Saved data entries:
*** Begin section ***

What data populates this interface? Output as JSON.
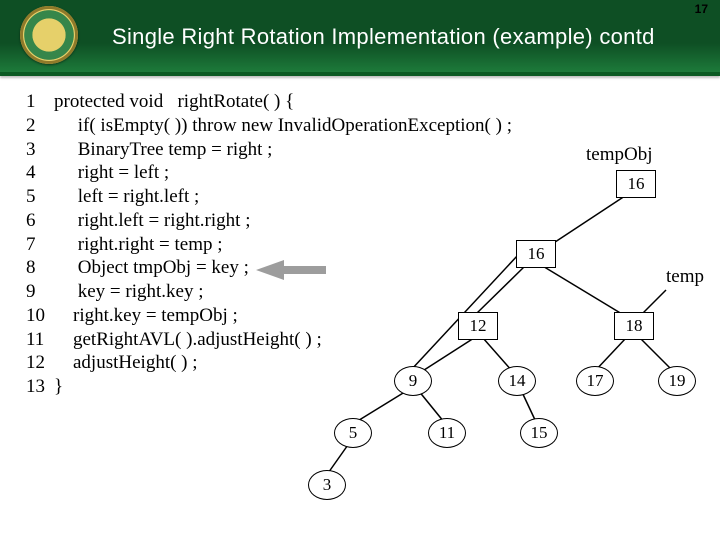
{
  "header": {
    "title": "Single Right Rotation Implementation (example) contd",
    "page_number": "17"
  },
  "code": {
    "lines": [
      {
        "n": "1",
        "t": "protected void   rightRotate( ) {"
      },
      {
        "n": "2",
        "t": "     if( isEmpty( )) throw new InvalidOperationException( ) ;"
      },
      {
        "n": "3",
        "t": "     BinaryTree temp = right ;"
      },
      {
        "n": "4",
        "t": "     right = left ;"
      },
      {
        "n": "5",
        "t": "     left = right.left ;"
      },
      {
        "n": "6",
        "t": "     right.left = right.right ;"
      },
      {
        "n": "7",
        "t": "     right.right = temp ;"
      },
      {
        "n": "8",
        "t": "     Object tmpObj = key ;"
      },
      {
        "n": "9",
        "t": "     key = right.key ;"
      },
      {
        "n": "10",
        "t": "    right.key = tempObj ;"
      },
      {
        "n": "11",
        "t": "    getRightAVL( ).adjustHeight( ) ;"
      },
      {
        "n": "12",
        "t": "    adjustHeight( ) ;"
      },
      {
        "n": "13",
        "t": "}"
      }
    ]
  },
  "labels": {
    "tempObj": "tempObj",
    "temp": "temp"
  },
  "tree": {
    "nodes": {
      "loose16": "16",
      "root": "16",
      "n12": "12",
      "n18": "18",
      "n9": "9",
      "n14": "14",
      "n17": "17",
      "n19": "19",
      "n5": "5",
      "n11": "11",
      "n15": "15",
      "n3": "3"
    }
  }
}
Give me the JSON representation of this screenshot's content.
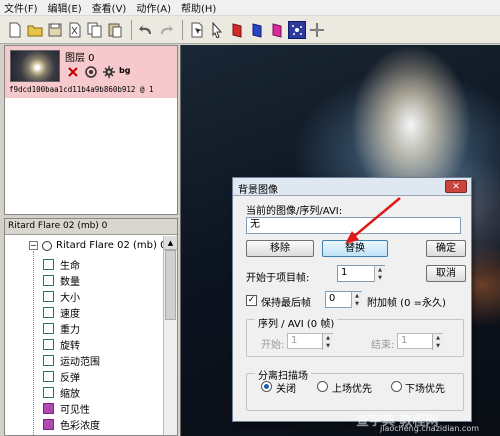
{
  "menu": [
    "文件(F)",
    "编辑(E)",
    "查看(V)",
    "动作(A)",
    "帮助(H)"
  ],
  "toolbar": {
    "icons": [
      "new-icon",
      "open-icon",
      "save-icon",
      "cut-icon",
      "copy-icon",
      "paste-icon",
      "undo-icon",
      "redo-icon",
      "select-icon",
      "pointer-icon",
      "red-layer-icon",
      "blue-layer-icon",
      "pink-layer-icon",
      "particle-icon",
      "transform-icon"
    ],
    "colors": {
      "red": "#d12a2a",
      "blue": "#2b44c8",
      "pink": "#d82a9a",
      "active": "#2d3b9c"
    }
  },
  "layer": {
    "name": "图层 0",
    "hash": "f9dcd100baa1cd11b4a9b860b912  @ 1",
    "tag": "bg",
    "highlight": "#f6c9cc"
  },
  "tree": {
    "header": "Ritard Flare 02 (mb) 0",
    "root": "Ritard Flare 02 (mb) 0",
    "items": [
      "生命",
      "数量",
      "大小",
      "速度",
      "重力",
      "旋转",
      "运动范围",
      "反弹",
      "缩放",
      "可见性",
      "色彩浓度"
    ],
    "item_color": "#2c6e6e",
    "item_colors_alt": [
      "#2c6e6e",
      "#2c6e6e",
      "#2c6e6e",
      "#2c6e6e",
      "#2c6e6e",
      "#2c6e6e",
      "#2c6e6e",
      "#2c6e6e",
      "#2c6e6e",
      "#b04ab0",
      "#b04ab0"
    ]
  },
  "dialog": {
    "title": "背景图像",
    "close": "✕",
    "current_label": "当前的图像/序列/AVI:",
    "current_value": "无",
    "remove_btn": "移除",
    "replace_btn": "替换",
    "ok_btn": "确定",
    "cancel_btn": "取消",
    "start_frame_label": "开始于项目帧:",
    "start_frame_value": "1",
    "hold_last_label": "保持最后帧",
    "hold_last_checked": true,
    "extra_frames_value": "0",
    "extra_frames_label": "附加帧  (0 =永久)",
    "sequence_group": "序列 / AVI    (0 帧)",
    "seq_start_label": "开始:",
    "seq_start_value": "1",
    "seq_end_label": "结束:",
    "seq_end_value": "1",
    "field_group": "分离扫描场",
    "field_options": [
      "关闭",
      "上场优先",
      "下场优先"
    ],
    "field_selected": 0
  },
  "watermark": {
    "text": "查字典 教程网",
    "url": "jiaocheng.chazidian.com"
  }
}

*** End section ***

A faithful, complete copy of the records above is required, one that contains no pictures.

What data populates this interface? Output as JSON.
{
  "header": {
    "title": "Single Right Rotation Implementation (example) contd",
    "page_number": "17"
  },
  "code": {
    "lines": [
      {
        "n": "1",
        "t": "protected void   rightRotate( ) {"
      },
      {
        "n": "2",
        "t": "     if( isEmpty( )) throw new InvalidOperationException( ) ;"
      },
      {
        "n": "3",
        "t": "     BinaryTree temp = right ;"
      },
      {
        "n": "4",
        "t": "     right = left ;"
      },
      {
        "n": "5",
        "t": "     left = right.left ;"
      },
      {
        "n": "6",
        "t": "     right.left = right.right ;"
      },
      {
        "n": "7",
        "t": "     right.right = temp ;"
      },
      {
        "n": "8",
        "t": "     Object tmpObj = key ;"
      },
      {
        "n": "9",
        "t": "     key = right.key ;"
      },
      {
        "n": "10",
        "t": "    right.key = tempObj ;"
      },
      {
        "n": "11",
        "t": "    getRightAVL( ).adjustHeight( ) ;"
      },
      {
        "n": "12",
        "t": "    adjustHeight( ) ;"
      },
      {
        "n": "13",
        "t": "}"
      }
    ]
  },
  "labels": {
    "tempObj": "tempObj",
    "temp": "temp"
  },
  "tree": {
    "nodes": {
      "loose16": "16",
      "root": "16",
      "n12": "12",
      "n18": "18",
      "n9": "9",
      "n14": "14",
      "n17": "17",
      "n19": "19",
      "n5": "5",
      "n11": "11",
      "n15": "15",
      "n3": "3"
    }
  }
}
Give me the JSON representation of this screenshot's content.
{
  "menu": [
    "文件(F)",
    "编辑(E)",
    "查看(V)",
    "动作(A)",
    "帮助(H)"
  ],
  "toolbar": {
    "icons": [
      "new-icon",
      "open-icon",
      "save-icon",
      "cut-icon",
      "copy-icon",
      "paste-icon",
      "undo-icon",
      "redo-icon",
      "select-icon",
      "pointer-icon",
      "red-layer-icon",
      "blue-layer-icon",
      "pink-layer-icon",
      "particle-icon",
      "transform-icon"
    ],
    "colors": {
      "red": "#d12a2a",
      "blue": "#2b44c8",
      "pink": "#d82a9a",
      "active": "#2d3b9c"
    }
  },
  "layer": {
    "name": "图层 0",
    "hash": "f9dcd100baa1cd11b4a9b860b912  @ 1",
    "tag": "bg",
    "highlight": "#f6c9cc"
  },
  "tree": {
    "header": "Ritard Flare 02 (mb) 0",
    "root": "Ritard Flare 02 (mb) 0",
    "items": [
      "生命",
      "数量",
      "大小",
      "速度",
      "重力",
      "旋转",
      "运动范围",
      "反弹",
      "缩放",
      "可见性",
      "色彩浓度"
    ],
    "item_color": "#2c6e6e",
    "item_colors_alt": [
      "#2c6e6e",
      "#2c6e6e",
      "#2c6e6e",
      "#2c6e6e",
      "#2c6e6e",
      "#2c6e6e",
      "#2c6e6e",
      "#2c6e6e",
      "#2c6e6e",
      "#b04ab0",
      "#b04ab0"
    ]
  },
  "dialog": {
    "title": "背景图像",
    "close": "✕",
    "current_label": "当前的图像/序列/AVI:",
    "current_value": "无",
    "remove_btn": "移除",
    "replace_btn": "替换",
    "ok_btn": "确定",
    "cancel_btn": "取消",
    "start_frame_label": "开始于项目帧:",
    "start_frame_value": "1",
    "hold_last_label": "保持最后帧",
    "hold_last_checked": true,
    "extra_frames_value": "0",
    "extra_frames_label": "附加帧  (0 =永久)",
    "sequence_group": "序列 / AVI    (0 帧)",
    "seq_start_label": "开始:",
    "seq_start_value": "1",
    "seq_end_label": "结束:",
    "seq_end_value": "1",
    "field_group": "分离扫描场",
    "field_options": [
      "关闭",
      "上场优先",
      "下场优先"
    ],
    "field_selected": 0
  },
  "watermark": {
    "text": "查字典 教程网",
    "url": "jiaocheng.chazidian.com"
  }
}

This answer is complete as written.